Task brief: Retype everything in the entries that follow, exactly as shown.

Data for this task:
╔══

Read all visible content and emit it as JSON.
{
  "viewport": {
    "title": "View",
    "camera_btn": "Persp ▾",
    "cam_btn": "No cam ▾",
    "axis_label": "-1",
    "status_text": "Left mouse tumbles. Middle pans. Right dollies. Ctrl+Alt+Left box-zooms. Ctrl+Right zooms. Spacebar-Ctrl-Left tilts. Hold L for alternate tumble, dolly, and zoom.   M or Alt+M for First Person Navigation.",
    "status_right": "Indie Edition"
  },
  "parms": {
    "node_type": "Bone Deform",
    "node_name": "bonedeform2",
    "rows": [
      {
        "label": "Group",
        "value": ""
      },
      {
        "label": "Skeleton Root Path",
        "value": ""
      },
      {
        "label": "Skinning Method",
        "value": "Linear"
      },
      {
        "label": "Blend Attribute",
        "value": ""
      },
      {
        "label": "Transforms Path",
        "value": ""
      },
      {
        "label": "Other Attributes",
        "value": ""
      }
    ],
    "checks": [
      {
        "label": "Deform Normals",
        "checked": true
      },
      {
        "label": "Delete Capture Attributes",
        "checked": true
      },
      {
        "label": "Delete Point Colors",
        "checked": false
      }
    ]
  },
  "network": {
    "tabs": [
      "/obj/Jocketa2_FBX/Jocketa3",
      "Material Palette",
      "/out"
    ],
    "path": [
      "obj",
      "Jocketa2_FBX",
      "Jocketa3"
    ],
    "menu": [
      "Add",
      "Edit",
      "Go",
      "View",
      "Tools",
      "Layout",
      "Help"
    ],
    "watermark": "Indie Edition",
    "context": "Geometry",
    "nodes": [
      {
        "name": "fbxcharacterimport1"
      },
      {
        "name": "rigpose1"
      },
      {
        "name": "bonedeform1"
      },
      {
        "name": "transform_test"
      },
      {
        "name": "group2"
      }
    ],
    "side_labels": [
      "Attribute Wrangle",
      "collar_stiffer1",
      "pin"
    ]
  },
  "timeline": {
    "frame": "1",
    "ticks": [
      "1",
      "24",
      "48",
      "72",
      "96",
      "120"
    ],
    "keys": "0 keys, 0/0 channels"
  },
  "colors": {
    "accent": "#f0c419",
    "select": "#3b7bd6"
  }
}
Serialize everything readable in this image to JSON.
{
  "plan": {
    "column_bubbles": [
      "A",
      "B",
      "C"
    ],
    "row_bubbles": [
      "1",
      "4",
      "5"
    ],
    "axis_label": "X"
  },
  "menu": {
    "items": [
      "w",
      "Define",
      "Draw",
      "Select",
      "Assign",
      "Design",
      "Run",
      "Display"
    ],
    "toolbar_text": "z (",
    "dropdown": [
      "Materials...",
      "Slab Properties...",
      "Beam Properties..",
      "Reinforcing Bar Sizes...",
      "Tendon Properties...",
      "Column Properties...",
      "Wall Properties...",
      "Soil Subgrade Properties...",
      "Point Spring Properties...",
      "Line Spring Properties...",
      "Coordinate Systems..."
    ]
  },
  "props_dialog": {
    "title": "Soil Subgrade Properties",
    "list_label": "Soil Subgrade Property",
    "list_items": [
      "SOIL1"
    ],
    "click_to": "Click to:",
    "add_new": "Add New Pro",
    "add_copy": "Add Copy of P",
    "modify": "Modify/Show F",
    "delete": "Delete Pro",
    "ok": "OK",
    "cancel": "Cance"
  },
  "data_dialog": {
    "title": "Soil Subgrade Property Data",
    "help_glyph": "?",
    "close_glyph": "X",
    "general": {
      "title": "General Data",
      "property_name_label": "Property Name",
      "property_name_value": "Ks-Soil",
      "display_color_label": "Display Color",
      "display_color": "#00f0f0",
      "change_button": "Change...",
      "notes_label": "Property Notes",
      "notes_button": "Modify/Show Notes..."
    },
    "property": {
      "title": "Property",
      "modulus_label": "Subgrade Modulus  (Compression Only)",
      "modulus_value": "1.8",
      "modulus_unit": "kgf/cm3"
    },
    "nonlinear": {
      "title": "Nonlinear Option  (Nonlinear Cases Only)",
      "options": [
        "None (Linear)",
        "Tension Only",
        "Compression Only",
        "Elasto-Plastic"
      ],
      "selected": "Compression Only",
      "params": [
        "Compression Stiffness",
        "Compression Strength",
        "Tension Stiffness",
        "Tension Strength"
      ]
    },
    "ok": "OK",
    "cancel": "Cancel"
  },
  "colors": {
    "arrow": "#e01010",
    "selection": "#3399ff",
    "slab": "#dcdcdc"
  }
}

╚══

Result of the task:
Read all visible content and emit it as JSON.
{
  "viewport": {
    "title": "View",
    "camera_btn": "Persp ▾",
    "cam_btn": "No cam ▾",
    "axis_label": "-1",
    "status_text": "Left mouse tumbles. Middle pans. Right dollies. Ctrl+Alt+Left box-zooms. Ctrl+Right zooms. Spacebar-Ctrl-Left tilts. Hold L for alternate tumble, dolly, and zoom.   M or Alt+M for First Person Navigation.",
    "status_right": "Indie Edition"
  },
  "parms": {
    "node_type": "Bone Deform",
    "node_name": "bonedeform2",
    "rows": [
      {
        "label": "Group",
        "value": ""
      },
      {
        "label": "Skeleton Root Path",
        "value": ""
      },
      {
        "label": "Skinning Method",
        "value": "Linear"
      },
      {
        "label": "Blend Attribute",
        "value": ""
      },
      {
        "label": "Transforms Path",
        "value": ""
      },
      {
        "label": "Other Attributes",
        "value": ""
      }
    ],
    "checks": [
      {
        "label": "Deform Normals",
        "checked": true
      },
      {
        "label": "Delete Capture Attributes",
        "checked": true
      },
      {
        "label": "Delete Point Colors",
        "checked": false
      }
    ]
  },
  "network": {
    "tabs": [
      "/obj/Jocketa2_FBX/Jocketa3",
      "Material Palette",
      "/out"
    ],
    "path": [
      "obj",
      "Jocketa2_FBX",
      "Jocketa3"
    ],
    "menu": [
      "Add",
      "Edit",
      "Go",
      "View",
      "Tools",
      "Layout",
      "Help"
    ],
    "watermark": "Indie Edition",
    "context": "Geometry",
    "nodes": [
      {
        "name": "fbxcharacterimport1"
      },
      {
        "name": "rigpose1"
      },
      {
        "name": "bonedeform1"
      },
      {
        "name": "transform_test"
      },
      {
        "name": "group2"
      }
    ],
    "side_labels": [
      "Attribute Wrangle",
      "collar_stiffer1",
      "pin"
    ]
  },
  "timeline": {
    "frame": "1",
    "ticks": [
      "1",
      "24",
      "48",
      "72",
      "96",
      "120"
    ],
    "keys": "0 keys, 0/0 channels"
  },
  "colors": {
    "accent": "#f0c419",
    "select": "#3b7bd6"
  }
}
Serialize everything readable in this image to JSON.
{
  "plan": {
    "column_bubbles": [
      "A",
      "B",
      "C"
    ],
    "row_bubbles": [
      "1",
      "4",
      "5"
    ],
    "axis_label": "X"
  },
  "menu": {
    "items": [
      "w",
      "Define",
      "Draw",
      "Select",
      "Assign",
      "Design",
      "Run",
      "Display"
    ],
    "toolbar_text": "z (",
    "dropdown": [
      "Materials...",
      "Slab Properties...",
      "Beam Properties..",
      "Reinforcing Bar Sizes...",
      "Tendon Properties...",
      "Column Properties...",
      "Wall Properties...",
      "Soil Subgrade Properties...",
      "Point Spring Properties...",
      "Line Spring Properties...",
      "Coordinate Systems..."
    ]
  },
  "props_dialog": {
    "title": "Soil Subgrade Properties",
    "list_label": "Soil Subgrade Property",
    "list_items": [
      "SOIL1"
    ],
    "click_to": "Click to:",
    "add_new": "Add New Pro",
    "add_copy": "Add Copy of P",
    "modify": "Modify/Show F",
    "delete": "Delete Pro",
    "ok": "OK",
    "cancel": "Cance"
  },
  "data_dialog": {
    "title": "Soil Subgrade Property Data",
    "help_glyph": "?",
    "close_glyph": "X",
    "general": {
      "title": "General Data",
      "property_name_label": "Property Name",
      "property_name_value": "Ks-Soil",
      "display_color_label": "Display Color",
      "display_color": "#00f0f0",
      "change_button": "Change...",
      "notes_label": "Property Notes",
      "notes_button": "Modify/Show Notes..."
    },
    "property": {
      "title": "Property",
      "modulus_label": "Subgrade Modulus  (Compression Only)",
      "modulus_value": "1.8",
      "modulus_unit": "kgf/cm3"
    },
    "nonlinear": {
      "title": "Nonlinear Option  (Nonlinear Cases Only)",
      "options": [
        "None (Linear)",
        "Tension Only",
        "Compression Only",
        "Elasto-Plastic"
      ],
      "selected": "Compression Only",
      "params": [
        "Compression Stiffness",
        "Compression Strength",
        "Tension Stiffness",
        "Tension Strength"
      ]
    },
    "ok": "OK",
    "cancel": "Cancel"
  },
  "colors": {
    "arrow": "#e01010",
    "selection": "#3399ff",
    "slab": "#dcdcdc"
  }
}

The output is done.